Earth may have had just about enough of us.
One indication that we may be outstaying our planetary welcome is the spike in atmospheric greenhouse gases in 2013. Part of that reflects our increased use of fossil fuels. The other part is more worrisome by an order of magnitude.
The Earth, it seems, may have had its fill of absorbing our emissions.
Concentrations of nearly all the major greenhouse gases reached historic highs in 2013, reflecting ever-rising emissions from automobiles and smokestacks but also, scientists believe, a diminishing ability of the world’s oceans and plant life to soak up the (Read more…)
The eastern Pacific, from the Bering Sea to northern California, has been one of the world’s last remaining great fisheries. It’s a band of coastal ocean famous for its abundant salmon, cod, halibut and tuna but it’s also known for its bounty of crab of several varieties plus shellfish including scallops, clams, mussels and oysters.
Now a lot of that resource is at severe risk from our greenhouse gas emissions that are acidifying the ocean habitat. The acid levels in our waters have increased by 30% since the beginning of the Industrial Revolution. That’s the kiss of (Read more…)
Tomorrow is World Water Day; the waters that nurture and sustain life on earth need our protection more than ever. * * World Water Day: Global Synchronized Water Ceremony
Island Scallops is on the ropes. The company, which produces an astonishingly-good hybrid scallop, has just lost three years’ production to ocean acidification.
As we’ve pumped ever more CO2 into the atmosphere, our oceans have absorbed increasing amounts of it, in turn acidifying. The more acidic water attacks the calcium in corals, mollusc shells and so on. It’s been doing a job on Island Scallops’ production.
The disaster, which cost the company $10 million and could lead to its closure, is the latest vicious reminder of the submarine impacts of our fossil fuel–heavy energy appetites. As (Read more…)
All of us need to get a sense of what the world’s oceans mean to us, the role they play in our daily lives even if we live far inland in a place like Winnipeg, for example.
Here’s one to chew on. The oxygen in every second breath you take is supplied by the oceans. There, does that help connect you to our oceans, your oceans? Your life literally depends on them. That sure works for me.

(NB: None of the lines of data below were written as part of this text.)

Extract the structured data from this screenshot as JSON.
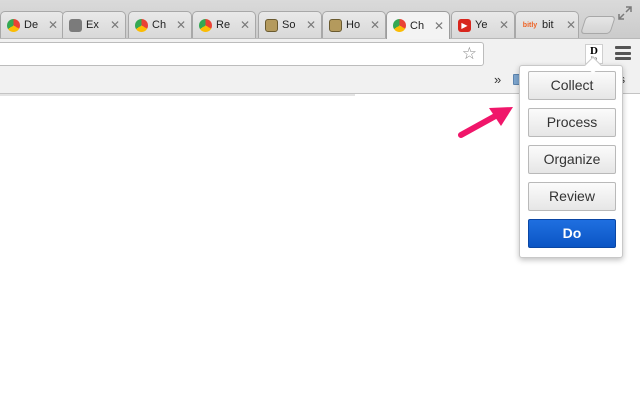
{
  "tabs": [
    {
      "title": "De",
      "favicon": "chrome-icon"
    },
    {
      "title": "Ex",
      "favicon": "puzzle-icon"
    },
    {
      "title": "Ch",
      "favicon": "chrome-icon"
    },
    {
      "title": "Re",
      "favicon": "chrome-icon"
    },
    {
      "title": "So",
      "favicon": "owl-icon"
    },
    {
      "title": "Ho",
      "favicon": "owl-icon"
    },
    {
      "title": "Ch",
      "favicon": "chrome-icon",
      "active": true
    },
    {
      "title": "Ye",
      "favicon": "youtube-icon"
    },
    {
      "title": "bit",
      "favicon": "bitly-icon",
      "favicon_text": "bitly"
    }
  ],
  "close_glyph": "✕",
  "toolbar": {
    "extension_letter": "D",
    "extension_sub": "Do"
  },
  "bookmarks": {
    "overflow_glyph": "»",
    "label": "ks"
  },
  "popup": {
    "buttons": [
      {
        "label": "Collect"
      },
      {
        "label": "Process"
      },
      {
        "label": "Organize"
      },
      {
        "label": "Review"
      },
      {
        "label": "Do",
        "primary": true
      }
    ]
  },
  "colors": {
    "accent": "#0b55c4",
    "annotation": "#f0166a"
  }
}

We’ve tipped nature’s balance enough that we have caused the oceans to acidify at rates not seen in 300-million (Read more…)
I’ve been blogging about climate change since my conversion from being a climate change avoider to a climate activist/fossil fuel abolitionist in the fall of 2009. As a climate change avoider, I never watched An Inconvenient Truth; after all, it might be inconvenient to have to face my fear or be prodded into taking action. […]
Roz Savage has an amazing story to tell, about how she left the life that was expected of her, to become an ocean adventurer. Is she crazy? You decide: * Roz Savage, Ocean Rower
This week on Earthgauge Radio, we’re talking about environmental health and ocean acidification. I have two interviews on the program today:
Dr. James Brophy, co-author of a groundbreaking new study demonstrating that women working in particular occupations have an increased risk of developing breast cancer, likely due to exposure to toxic chemicals and environmental pollutants Dr. Robert Rangeley of the World Wildlife Fund of Canada who will explain why the rapid acidification of the word’s oceans threatens many forms of marine life and may even endanger the oceanic food chain
Click the audio player above to stream the show or
. . . → Read More: Earthgauge Radio: Earthgauge Radio December 13 2012: Cancer in the workplace and the crisis of ocean acidification
Tomorrow on Earthgauge Radio, I am pleased to present a feature interview with Dr. James Brophy, who is the co-author of a groundbreaking new study demonstrating that women working in particular occupations have an increased risk of developing breast cancer. Their research found that women employed in the automotive plastics industry, for instance, were almost five times as likely to develop breast cancer, prior to menopause, as women in the control group. The research results have created quite a stir in the cancer research community and our discussion tomorrow is not to be missed!
We’ll also have an interview from
. . . → Read More: Earthgauge Radio: On Earthgauge Radio tomorrow: Getting cancer at work and the ticking timebomb of ocean acidification
Anthropogenic (man-made) carbon dioxide is responsible for adding to global warming and triggering a host of attendant environmental problems. CO2 has also contributed to a dramatic spike in the acid levels of the oceans – an effect that has been cast as the ‘evil twin’ of climate change – and for good reason.
Roughly a quarter of the carbon dioxide in the atmosphere ends up in the oceans where it forms carbonic acid. When carbon dioxide dissolves it alters the water chemistry – lowering the pH and increasing acid levels.
Bärbel Hönisch – a paleooceanographer at Columbia U’s Lamont-Doherty Earth
. . . → Read More: Drive-by Planet: Ocean acidification: global warming’s ‘evil twin’